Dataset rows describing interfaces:
• • • •

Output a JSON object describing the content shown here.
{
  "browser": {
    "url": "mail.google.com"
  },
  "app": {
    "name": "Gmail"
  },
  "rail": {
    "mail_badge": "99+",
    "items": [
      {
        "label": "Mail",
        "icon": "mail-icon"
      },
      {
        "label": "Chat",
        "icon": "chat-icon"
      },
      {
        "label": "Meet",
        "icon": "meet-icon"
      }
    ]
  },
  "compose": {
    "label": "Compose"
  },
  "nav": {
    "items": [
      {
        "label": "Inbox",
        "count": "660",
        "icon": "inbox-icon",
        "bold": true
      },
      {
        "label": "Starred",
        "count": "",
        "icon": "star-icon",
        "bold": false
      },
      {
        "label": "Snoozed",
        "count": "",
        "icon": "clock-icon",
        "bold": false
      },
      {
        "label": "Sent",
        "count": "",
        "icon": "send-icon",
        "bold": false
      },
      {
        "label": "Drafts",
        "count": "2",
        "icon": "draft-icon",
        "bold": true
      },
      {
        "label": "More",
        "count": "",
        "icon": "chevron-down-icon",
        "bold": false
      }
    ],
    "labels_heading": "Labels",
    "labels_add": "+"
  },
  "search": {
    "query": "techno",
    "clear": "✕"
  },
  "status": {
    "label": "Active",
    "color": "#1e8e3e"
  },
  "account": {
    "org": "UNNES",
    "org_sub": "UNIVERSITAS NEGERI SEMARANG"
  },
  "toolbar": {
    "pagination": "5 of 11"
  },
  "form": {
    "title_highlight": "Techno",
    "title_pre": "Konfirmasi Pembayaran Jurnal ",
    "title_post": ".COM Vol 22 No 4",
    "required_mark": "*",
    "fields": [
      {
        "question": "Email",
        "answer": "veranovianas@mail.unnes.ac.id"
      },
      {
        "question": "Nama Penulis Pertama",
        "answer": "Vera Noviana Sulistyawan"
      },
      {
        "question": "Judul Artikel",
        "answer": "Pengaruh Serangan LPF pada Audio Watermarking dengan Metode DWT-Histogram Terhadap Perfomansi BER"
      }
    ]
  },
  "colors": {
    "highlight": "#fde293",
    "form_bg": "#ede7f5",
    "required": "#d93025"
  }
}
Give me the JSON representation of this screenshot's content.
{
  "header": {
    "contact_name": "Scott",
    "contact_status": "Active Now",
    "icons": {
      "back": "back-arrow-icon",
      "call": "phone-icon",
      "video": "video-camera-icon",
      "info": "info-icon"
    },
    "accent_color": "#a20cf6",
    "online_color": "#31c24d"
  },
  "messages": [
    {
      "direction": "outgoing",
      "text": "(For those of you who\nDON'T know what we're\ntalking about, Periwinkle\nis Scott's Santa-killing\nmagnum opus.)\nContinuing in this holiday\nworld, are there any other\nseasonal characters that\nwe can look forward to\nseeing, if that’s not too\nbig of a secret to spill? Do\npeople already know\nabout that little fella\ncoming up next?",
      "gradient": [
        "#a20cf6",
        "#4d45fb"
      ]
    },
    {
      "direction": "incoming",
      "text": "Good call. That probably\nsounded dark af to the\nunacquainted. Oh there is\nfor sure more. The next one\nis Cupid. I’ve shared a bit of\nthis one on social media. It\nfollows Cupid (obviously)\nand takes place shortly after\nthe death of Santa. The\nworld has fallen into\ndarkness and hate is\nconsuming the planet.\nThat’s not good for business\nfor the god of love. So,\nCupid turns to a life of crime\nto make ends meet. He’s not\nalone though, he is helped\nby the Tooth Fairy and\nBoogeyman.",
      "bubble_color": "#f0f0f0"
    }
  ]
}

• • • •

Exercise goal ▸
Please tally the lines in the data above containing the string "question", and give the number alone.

Result of this exercise ▸
3